After you have created your test and you have added virtual users (VUs) to it, you might want to verify that the virtual user scripts are working properly. You can use Eggplant Performance Test Controller for this action, but you could instead use an integrated development environment (IDE), if you have one configured. See Compilers and IDEs for detail about setting this preference.

The benefits of using an IDE are the ability to set breakpoints and "watching" variables. See 7 Ways to Look at the Values of Variables While Debugging in Visual Studio for more information. For example, you might want to view all of a given response object's properties rather than writing out specific values in the VU's event log.

Before debugging your virtual user scripts, make sure you have specified an IDE for the language you are using in the Eggplant Performance Compilers and IDEs preferences.

To debug a virtual user group, navigate to the test and select the virtual user group from the list. Then, click the Debug VU Group icon in the upper right portion of the Virtual User Groups tab, which opens the relevant IDE specified in the Compilers and IDEs preferences (i.e., Eclipse for Java, Visual Studio for C#).

When you click Debug VU Group, Eggplant Performance creates a new project in the IDE of your choice for that test. You can debug your test script or virtual user script by setting breakpoints in the IDE, then running the script.

When you run or debug a script in the associated IDE, the VU web log or VU event log opens in Eggplant Performance and updates live as the script executes.

Microsoft Visual Studio IDE with Eggplant Performance Studio, debugging a script.

When the script is run in the IDE, most of the virtual user group settings are preserved. However, some are overridden:

  • Iterations: The script executes only once.
  • Ramp-up: Only one VU will run.

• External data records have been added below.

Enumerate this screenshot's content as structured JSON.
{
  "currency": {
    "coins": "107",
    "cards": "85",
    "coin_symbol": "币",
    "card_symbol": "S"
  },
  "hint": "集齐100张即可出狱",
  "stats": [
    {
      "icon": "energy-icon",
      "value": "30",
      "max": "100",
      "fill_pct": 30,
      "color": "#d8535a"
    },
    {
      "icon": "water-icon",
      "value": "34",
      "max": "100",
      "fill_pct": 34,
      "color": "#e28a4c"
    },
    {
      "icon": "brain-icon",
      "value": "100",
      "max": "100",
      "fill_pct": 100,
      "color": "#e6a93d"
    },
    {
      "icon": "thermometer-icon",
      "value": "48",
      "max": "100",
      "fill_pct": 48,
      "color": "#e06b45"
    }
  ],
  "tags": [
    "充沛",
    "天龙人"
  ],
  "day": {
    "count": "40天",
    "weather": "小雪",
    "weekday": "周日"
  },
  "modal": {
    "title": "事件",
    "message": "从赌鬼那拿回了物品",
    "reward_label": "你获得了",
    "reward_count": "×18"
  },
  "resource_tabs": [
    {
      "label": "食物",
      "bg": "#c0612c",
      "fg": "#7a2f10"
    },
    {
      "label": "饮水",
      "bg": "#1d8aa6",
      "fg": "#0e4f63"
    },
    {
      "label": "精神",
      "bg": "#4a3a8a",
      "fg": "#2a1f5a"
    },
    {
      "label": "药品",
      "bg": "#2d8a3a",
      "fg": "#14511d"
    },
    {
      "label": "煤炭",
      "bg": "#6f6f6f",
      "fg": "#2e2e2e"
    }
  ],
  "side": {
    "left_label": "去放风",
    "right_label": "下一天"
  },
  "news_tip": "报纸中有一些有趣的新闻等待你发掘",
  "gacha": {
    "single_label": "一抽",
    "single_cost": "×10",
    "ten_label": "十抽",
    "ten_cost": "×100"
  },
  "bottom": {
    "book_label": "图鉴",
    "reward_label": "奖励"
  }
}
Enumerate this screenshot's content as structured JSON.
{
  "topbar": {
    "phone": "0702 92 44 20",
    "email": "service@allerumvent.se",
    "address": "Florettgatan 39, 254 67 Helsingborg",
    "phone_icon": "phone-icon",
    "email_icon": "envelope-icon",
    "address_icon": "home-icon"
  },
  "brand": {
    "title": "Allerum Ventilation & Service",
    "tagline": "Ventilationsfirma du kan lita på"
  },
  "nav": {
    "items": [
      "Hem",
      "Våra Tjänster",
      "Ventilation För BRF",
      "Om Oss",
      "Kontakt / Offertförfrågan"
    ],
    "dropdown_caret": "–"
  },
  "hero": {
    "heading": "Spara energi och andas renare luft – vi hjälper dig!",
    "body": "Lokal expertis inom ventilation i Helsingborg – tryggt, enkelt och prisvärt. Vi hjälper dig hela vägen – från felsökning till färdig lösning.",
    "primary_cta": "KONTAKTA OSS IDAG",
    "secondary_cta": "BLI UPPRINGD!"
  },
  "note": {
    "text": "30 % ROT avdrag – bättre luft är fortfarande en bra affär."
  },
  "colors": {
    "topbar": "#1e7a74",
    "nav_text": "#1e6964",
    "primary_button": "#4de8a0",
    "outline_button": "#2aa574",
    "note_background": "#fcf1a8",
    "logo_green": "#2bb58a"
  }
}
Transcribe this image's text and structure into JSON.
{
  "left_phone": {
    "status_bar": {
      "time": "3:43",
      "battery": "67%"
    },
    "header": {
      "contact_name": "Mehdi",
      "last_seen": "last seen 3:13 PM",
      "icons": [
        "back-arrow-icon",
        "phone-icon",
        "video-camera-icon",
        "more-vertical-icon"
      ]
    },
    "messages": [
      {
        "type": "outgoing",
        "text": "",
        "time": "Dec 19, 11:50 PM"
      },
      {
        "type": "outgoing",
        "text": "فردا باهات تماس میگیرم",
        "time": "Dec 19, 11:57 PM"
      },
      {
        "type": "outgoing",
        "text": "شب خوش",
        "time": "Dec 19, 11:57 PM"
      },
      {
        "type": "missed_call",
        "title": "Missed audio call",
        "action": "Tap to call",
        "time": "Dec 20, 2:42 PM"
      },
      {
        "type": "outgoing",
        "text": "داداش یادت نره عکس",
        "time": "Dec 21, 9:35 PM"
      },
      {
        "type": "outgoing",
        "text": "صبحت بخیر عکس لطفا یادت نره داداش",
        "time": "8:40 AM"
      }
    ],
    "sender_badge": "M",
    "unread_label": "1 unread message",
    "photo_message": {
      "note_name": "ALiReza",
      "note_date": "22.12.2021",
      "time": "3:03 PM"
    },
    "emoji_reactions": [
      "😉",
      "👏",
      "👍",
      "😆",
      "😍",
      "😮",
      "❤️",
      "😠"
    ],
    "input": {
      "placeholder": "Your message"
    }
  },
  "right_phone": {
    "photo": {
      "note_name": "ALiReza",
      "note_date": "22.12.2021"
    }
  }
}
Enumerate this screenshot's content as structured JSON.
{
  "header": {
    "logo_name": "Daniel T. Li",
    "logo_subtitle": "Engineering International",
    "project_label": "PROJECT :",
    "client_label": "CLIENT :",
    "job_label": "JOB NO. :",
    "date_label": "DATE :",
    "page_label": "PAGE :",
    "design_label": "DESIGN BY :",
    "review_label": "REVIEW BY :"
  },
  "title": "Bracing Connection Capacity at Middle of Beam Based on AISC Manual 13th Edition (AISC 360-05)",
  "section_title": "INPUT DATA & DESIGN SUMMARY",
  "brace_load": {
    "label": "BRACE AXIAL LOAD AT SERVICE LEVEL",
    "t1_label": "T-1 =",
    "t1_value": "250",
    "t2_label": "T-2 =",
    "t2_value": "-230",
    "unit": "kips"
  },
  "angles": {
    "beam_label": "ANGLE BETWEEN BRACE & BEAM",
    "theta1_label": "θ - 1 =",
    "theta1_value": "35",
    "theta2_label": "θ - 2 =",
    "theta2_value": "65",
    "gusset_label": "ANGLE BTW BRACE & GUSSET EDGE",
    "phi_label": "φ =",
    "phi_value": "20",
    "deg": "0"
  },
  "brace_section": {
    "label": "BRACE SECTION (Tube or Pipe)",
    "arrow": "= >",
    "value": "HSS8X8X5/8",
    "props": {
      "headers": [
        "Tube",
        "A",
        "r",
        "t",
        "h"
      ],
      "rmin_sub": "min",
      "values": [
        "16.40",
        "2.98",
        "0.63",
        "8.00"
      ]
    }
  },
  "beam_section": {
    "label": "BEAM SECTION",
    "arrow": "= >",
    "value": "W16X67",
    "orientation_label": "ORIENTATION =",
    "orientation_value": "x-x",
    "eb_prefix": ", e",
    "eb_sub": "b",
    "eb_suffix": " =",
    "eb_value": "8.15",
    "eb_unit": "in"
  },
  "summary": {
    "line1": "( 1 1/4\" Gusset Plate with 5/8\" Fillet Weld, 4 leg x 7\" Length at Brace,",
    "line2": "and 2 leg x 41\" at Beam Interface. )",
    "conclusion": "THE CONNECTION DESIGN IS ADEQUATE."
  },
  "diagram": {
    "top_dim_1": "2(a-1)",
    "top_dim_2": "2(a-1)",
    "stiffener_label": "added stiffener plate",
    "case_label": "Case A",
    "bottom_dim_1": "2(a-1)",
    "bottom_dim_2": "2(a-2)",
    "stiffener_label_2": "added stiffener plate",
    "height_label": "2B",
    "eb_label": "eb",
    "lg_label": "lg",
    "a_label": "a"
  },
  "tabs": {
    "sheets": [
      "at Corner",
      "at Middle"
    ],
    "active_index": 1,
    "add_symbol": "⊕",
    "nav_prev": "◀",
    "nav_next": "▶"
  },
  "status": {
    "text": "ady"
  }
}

The debug option works by generating a source code file containing all the runtime options, data options, and so forth, for the VU group in question. Therefore, the debug project in Visual Studio or Eclipse contains these settings as they were at the time the debug project was created (i.e., when the Debug VU Group button was pressed). The project is effectively a snapshot in time of the test. If you change any of the test options, you must regenerate the source code file by clicking Debug VU Group again.